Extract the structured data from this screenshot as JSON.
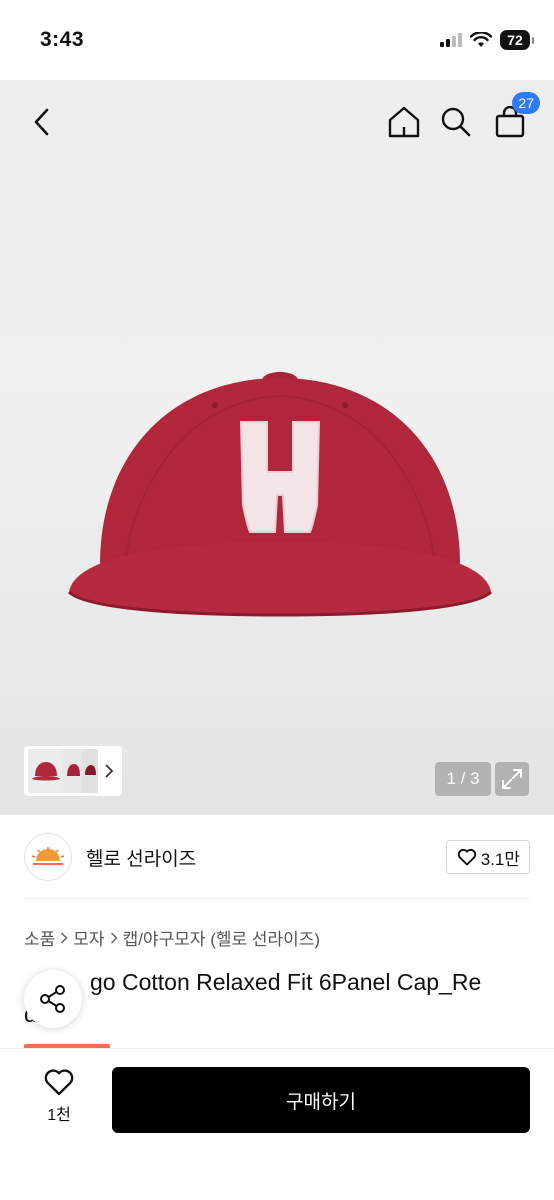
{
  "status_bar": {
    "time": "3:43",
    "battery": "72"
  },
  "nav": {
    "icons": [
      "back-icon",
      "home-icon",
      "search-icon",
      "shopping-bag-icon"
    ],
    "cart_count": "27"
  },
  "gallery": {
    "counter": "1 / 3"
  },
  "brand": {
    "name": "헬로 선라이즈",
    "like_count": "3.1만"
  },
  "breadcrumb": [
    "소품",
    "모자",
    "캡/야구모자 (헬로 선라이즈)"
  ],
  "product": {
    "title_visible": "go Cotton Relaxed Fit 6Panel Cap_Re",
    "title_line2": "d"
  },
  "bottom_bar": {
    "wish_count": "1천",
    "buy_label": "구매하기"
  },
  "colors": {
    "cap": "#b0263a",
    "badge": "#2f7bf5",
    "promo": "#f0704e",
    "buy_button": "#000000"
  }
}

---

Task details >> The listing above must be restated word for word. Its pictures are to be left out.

Task solution >>
Extract the structured data from this screenshot as JSON.
{
  "status_bar": {
    "time": "3:43",
    "battery": "72"
  },
  "nav": {
    "icons": [
      "back-icon",
      "home-icon",
      "search-icon",
      "shopping-bag-icon"
    ],
    "cart_count": "27"
  },
  "gallery": {
    "counter": "1 / 3"
  },
  "brand": {
    "name": "헬로 선라이즈",
    "like_count": "3.1만"
  },
  "breadcrumb": [
    "소품",
    "모자",
    "캡/야구모자 (헬로 선라이즈)"
  ],
  "product": {
    "title_visible": "go Cotton Relaxed Fit 6Panel Cap_Re",
    "title_line2": "d"
  },
  "bottom_bar": {
    "wish_count": "1천",
    "buy_label": "구매하기"
  },
  "colors": {
    "cap": "#b0263a",
    "badge": "#2f7bf5",
    "promo": "#f0704e",
    "buy_button": "#000000"
  }
}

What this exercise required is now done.